=== Section Start ===

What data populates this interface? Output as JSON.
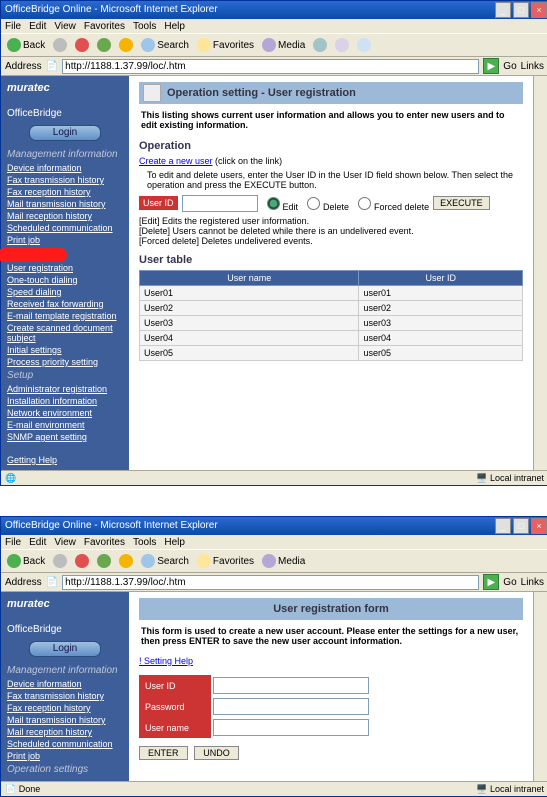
{
  "window": {
    "title": "OfficeBridge Online - Microsoft Internet Explorer",
    "min": "_",
    "max": "□",
    "close": "×"
  },
  "menu": {
    "file": "File",
    "edit": "Edit",
    "view": "View",
    "favorites": "Favorites",
    "tools": "Tools",
    "help": "Help"
  },
  "toolbar": {
    "back": "Back",
    "search": "Search",
    "favorites": "Favorites",
    "media": "Media"
  },
  "addr": {
    "label": "Address",
    "url": "http://1188.1.37.99/loc/.htm",
    "go": "Go",
    "links": "Links"
  },
  "sidebar": {
    "brand": "muratec",
    "brand2": "OfficeBridge",
    "login": "Login",
    "head1": "Management information",
    "items1": [
      "Device information",
      "Fax transmission history",
      "Fax reception history",
      "Mail transmission history",
      "Mail reception history",
      "Scheduled communication",
      "Print job"
    ],
    "head2": "Operation settings",
    "items2": [
      "User registration",
      "One-touch dialing",
      "Speed dialing",
      "Received fax forwarding",
      "E-mail template registration",
      "Create scanned document subject",
      "Initial settings",
      "Process priority setting"
    ],
    "head3": "Setup",
    "items3": [
      "Administrator registration",
      "Installation information",
      "Network environment",
      "E-mail environment",
      "SNMP agent setting"
    ],
    "help": "Getting Help"
  },
  "main1": {
    "heading": "Operation setting - User registration",
    "intro": "This listing shows current user information and allows you to enter new users and to edit existing information.",
    "op": "Operation",
    "create": "Create a new user",
    "create_suffix": " (click on the link)",
    "edel": "To edit and delete users, enter the User ID in the User ID field shown below. Then select the operation and press the EXECUTE button.",
    "userid": "User ID",
    "edit": "Edit",
    "delete": "Delete",
    "forced": "Forced delete",
    "execute": "EXECUTE",
    "note1": "[Edit] Edits the registered user information.",
    "note2": "[Delete] Users cannot be deleted while there is an undelivered event.",
    "note3": "[Forced delete] Deletes undelivered events.",
    "usertable": "User table",
    "col1": "User name",
    "col2": "User ID",
    "rows": [
      {
        "name": "User01",
        "id": "user01"
      },
      {
        "name": "User02",
        "id": "user02"
      },
      {
        "name": "User03",
        "id": "user03"
      },
      {
        "name": "User04",
        "id": "user04"
      },
      {
        "name": "User05",
        "id": "user05"
      }
    ]
  },
  "status": {
    "done": "Done",
    "zone": "Local intranet"
  },
  "main2": {
    "heading": "User registration form",
    "intro": "This form is used to create a new user account. Please enter the settings for a new user, then press ENTER to save the new user account information.",
    "help": "! Setting Help",
    "f1": "User ID",
    "f2": "Password",
    "f3": "User name",
    "enter": "ENTER",
    "undo": "UNDO"
  }
}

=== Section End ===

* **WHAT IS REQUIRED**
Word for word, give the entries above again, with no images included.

* **RESPONSE TO THE TASK**
What data populates this interface? Output as JSON.
{
  "window": {
    "title": "OfficeBridge Online - Microsoft Internet Explorer",
    "min": "_",
    "max": "□",
    "close": "×"
  },
  "menu": {
    "file": "File",
    "edit": "Edit",
    "view": "View",
    "favorites": "Favorites",
    "tools": "Tools",
    "help": "Help"
  },
  "toolbar": {
    "back": "Back",
    "search": "Search",
    "favorites": "Favorites",
    "media": "Media"
  },
  "addr": {
    "label": "Address",
    "url": "http://1188.1.37.99/loc/.htm",
    "go": "Go",
    "links": "Links"
  },
  "sidebar": {
    "brand": "muratec",
    "brand2": "OfficeBridge",
    "login": "Login",
    "head1": "Management information",
    "items1": [
      "Device information",
      "Fax transmission history",
      "Fax reception history",
      "Mail transmission history",
      "Mail reception history",
      "Scheduled communication",
      "Print job"
    ],
    "head2": "Operation settings",
    "items2": [
      "User registration",
      "One-touch dialing",
      "Speed dialing",
      "Received fax forwarding",
      "E-mail template registration",
      "Create scanned document subject",
      "Initial settings",
      "Process priority setting"
    ],
    "head3": "Setup",
    "items3": [
      "Administrator registration",
      "Installation information",
      "Network environment",
      "E-mail environment",
      "SNMP agent setting"
    ],
    "help": "Getting Help"
  },
  "main1": {
    "heading": "Operation setting - User registration",
    "intro": "This listing shows current user information and allows you to enter new users and to edit existing information.",
    "op": "Operation",
    "create": "Create a new user",
    "create_suffix": " (click on the link)",
    "edel": "To edit and delete users, enter the User ID in the User ID field shown below. Then select the operation and press the EXECUTE button.",
    "userid": "User ID",
    "edit": "Edit",
    "delete": "Delete",
    "forced": "Forced delete",
    "execute": "EXECUTE",
    "note1": "[Edit] Edits the registered user information.",
    "note2": "[Delete] Users cannot be deleted while there is an undelivered event.",
    "note3": "[Forced delete] Deletes undelivered events.",
    "usertable": "User table",
    "col1": "User name",
    "col2": "User ID",
    "rows": [
      {
        "name": "User01",
        "id": "user01"
      },
      {
        "name": "User02",
        "id": "user02"
      },
      {
        "name": "User03",
        "id": "user03"
      },
      {
        "name": "User04",
        "id": "user04"
      },
      {
        "name": "User05",
        "id": "user05"
      }
    ]
  },
  "status": {
    "done": "Done",
    "zone": "Local intranet"
  },
  "main2": {
    "heading": "User registration form",
    "intro": "This form is used to create a new user account. Please enter the settings for a new user, then press ENTER to save the new user account information.",
    "help": "! Setting Help",
    "f1": "User ID",
    "f2": "Password",
    "f3": "User name",
    "enter": "ENTER",
    "undo": "UNDO"
  }
}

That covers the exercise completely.